What is it that makes a polar expedition so special? Jenny Hendry (our Head of Tailormade) and Louisa Richardson (our Direct Marketing Manager) share their top ten polar experiences.
Watching humpback whales breaching near the ship in front of an ice shelf of epic proportions. The sight of these enormous mammals launching themselves out of the water and then crashing back was an outstanding wildlife moment.
Being the furthest north of anyone on the planet at that given moment. Our ship crackled through crisp ice to take us to 80.3° north. We peaked over the boat’s hull at the ice below, captivated by the silence and unknown frozen wilderness beyond…
Having adolescent gentoo penguin chicks tugging at anything they could reach with their beaks; coat sleeves, rucksacks, tripods – everything was gently tried out by these endearing birds. Luckily they didn’t know about the guidelines which say you mustn’t touch the wildlife – penguins live by different rules and when in Antarctica…
Admiring absolutely stunning views from high above Neko Harbour then going back to the ship the easy way on the longest, steepest, fastest and most exhilarating toboggan slide I’ve ever been on.
Walking at Discobukta getting close to reindeer that have not had to learn to be afraid of man then being joined by an equally fearless Arctic fox.
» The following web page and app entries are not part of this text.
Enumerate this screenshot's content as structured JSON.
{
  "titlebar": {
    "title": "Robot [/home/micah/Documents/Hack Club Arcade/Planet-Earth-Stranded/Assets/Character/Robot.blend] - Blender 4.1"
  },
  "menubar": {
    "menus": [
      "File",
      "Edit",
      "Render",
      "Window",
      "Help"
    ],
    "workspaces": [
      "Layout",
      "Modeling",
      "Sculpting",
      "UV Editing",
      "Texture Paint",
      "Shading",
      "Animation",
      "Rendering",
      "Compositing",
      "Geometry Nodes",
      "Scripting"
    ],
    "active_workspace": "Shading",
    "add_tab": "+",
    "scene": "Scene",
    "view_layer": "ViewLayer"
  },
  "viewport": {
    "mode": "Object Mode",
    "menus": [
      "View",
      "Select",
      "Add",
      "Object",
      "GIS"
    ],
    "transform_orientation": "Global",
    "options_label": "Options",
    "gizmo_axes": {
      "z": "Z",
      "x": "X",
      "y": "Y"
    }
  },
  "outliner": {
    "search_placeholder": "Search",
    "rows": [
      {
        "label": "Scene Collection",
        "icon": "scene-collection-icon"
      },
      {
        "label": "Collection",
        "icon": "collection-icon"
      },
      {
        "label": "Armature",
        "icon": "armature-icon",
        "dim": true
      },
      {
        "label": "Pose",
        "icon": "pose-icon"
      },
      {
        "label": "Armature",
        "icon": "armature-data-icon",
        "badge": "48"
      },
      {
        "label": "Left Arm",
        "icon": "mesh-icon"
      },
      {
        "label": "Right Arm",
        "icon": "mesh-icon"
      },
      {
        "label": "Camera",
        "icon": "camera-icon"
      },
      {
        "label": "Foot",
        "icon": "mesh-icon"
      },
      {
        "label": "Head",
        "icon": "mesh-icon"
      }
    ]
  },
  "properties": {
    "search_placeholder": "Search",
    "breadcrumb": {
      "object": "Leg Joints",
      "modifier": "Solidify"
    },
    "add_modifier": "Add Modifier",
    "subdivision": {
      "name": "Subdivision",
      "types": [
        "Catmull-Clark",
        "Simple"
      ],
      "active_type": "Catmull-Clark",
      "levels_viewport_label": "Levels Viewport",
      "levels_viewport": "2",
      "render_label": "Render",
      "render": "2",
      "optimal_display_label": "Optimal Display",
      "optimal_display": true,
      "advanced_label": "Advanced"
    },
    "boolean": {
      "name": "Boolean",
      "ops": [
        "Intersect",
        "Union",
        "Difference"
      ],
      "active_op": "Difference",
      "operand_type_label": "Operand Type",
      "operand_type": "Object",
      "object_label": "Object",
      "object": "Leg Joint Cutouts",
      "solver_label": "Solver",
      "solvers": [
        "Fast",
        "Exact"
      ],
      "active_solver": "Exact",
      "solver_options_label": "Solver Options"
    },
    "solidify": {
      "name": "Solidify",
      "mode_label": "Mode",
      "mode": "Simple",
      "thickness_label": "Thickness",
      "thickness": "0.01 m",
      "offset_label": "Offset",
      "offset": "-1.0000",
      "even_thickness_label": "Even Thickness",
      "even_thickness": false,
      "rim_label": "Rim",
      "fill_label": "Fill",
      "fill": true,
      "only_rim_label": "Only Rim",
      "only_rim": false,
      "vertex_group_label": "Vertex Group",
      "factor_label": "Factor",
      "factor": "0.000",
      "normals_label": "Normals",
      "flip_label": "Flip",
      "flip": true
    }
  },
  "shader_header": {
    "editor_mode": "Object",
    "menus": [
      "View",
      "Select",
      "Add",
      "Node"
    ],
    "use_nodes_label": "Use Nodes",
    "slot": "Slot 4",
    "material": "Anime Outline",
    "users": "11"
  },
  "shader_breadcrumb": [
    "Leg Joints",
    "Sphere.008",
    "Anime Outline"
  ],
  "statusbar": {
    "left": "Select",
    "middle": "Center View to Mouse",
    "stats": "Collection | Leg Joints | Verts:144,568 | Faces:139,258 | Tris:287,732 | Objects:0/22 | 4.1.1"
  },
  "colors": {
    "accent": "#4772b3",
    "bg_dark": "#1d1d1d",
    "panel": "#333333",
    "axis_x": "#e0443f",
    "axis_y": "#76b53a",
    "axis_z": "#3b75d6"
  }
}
The fox found a large bird egg and we watched transfixed as it munched its way through it only yards from where we were standing.
Sailing past icebergs the size of several blocks of flats. The blues and whites of the ice were mesmerising. There is no better artist than Mother Nature.
Getting close to the bird cliffs at Alkfejellet for fantastic sightings of thousands of Brunnich's guillemots as they squawk and circle overhead, a cacophony of noise and swirl of activity. A real highlight for bird enthusiasts.
Walking on the shore at Deception Island past lazing seals and curious penguins. The rusting remains of whaling equipment provided a stark reminder that Antarctica’s wildlife wasn’t always as well protected as it thankfully is now.
Waking early to find that the sky and all the icebergs had turned coral pink then rushing out on deck wearing just pyjamas to photograph the amazing spectacle of dawn over Antarctica. I got a little chilled but it was so worth it!
Waiting for an hour as the ship inched gently and quietly forwards through the ice to get closer to a polar bear who was taking a nap. The anticipation on board was palpable as we gradually got closer and closer. The bear eventually realised that he was no longer alone and took his time to survey his visitors before finally strolling off.
Take a look at our Arctic Expeditions
Take a look at our Antarctic Expeditions